= Beginning of Section =

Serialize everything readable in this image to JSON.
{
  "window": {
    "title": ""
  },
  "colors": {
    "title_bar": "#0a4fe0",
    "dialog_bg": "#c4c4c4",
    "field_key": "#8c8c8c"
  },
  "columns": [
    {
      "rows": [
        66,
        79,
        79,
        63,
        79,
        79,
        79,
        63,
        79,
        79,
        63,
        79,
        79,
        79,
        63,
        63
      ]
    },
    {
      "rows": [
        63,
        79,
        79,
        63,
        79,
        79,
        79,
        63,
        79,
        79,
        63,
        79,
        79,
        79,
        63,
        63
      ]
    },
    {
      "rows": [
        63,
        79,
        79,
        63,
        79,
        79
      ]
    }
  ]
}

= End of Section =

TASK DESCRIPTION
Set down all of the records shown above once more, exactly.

OUTPUT FOR THIS EXERCISE
Serialize everything readable in this image to JSON.
{
  "window": {
    "title": ""
  },
  "colors": {
    "title_bar": "#0a4fe0",
    "dialog_bg": "#c4c4c4",
    "field_key": "#8c8c8c"
  },
  "columns": [
    {
      "rows": [
        66,
        79,
        79,
        63,
        79,
        79,
        79,
        63,
        79,
        79,
        63,
        79,
        79,
        79,
        63,
        63
      ]
    },
    {
      "rows": [
        63,
        79,
        79,
        63,
        79,
        79,
        79,
        63,
        79,
        79,
        63,
        79,
        79,
        79,
        63,
        63
      ]
    },
    {
      "rows": [
        63,
        79,
        79,
        63,
        79,
        79
      ]
    }
  ]
}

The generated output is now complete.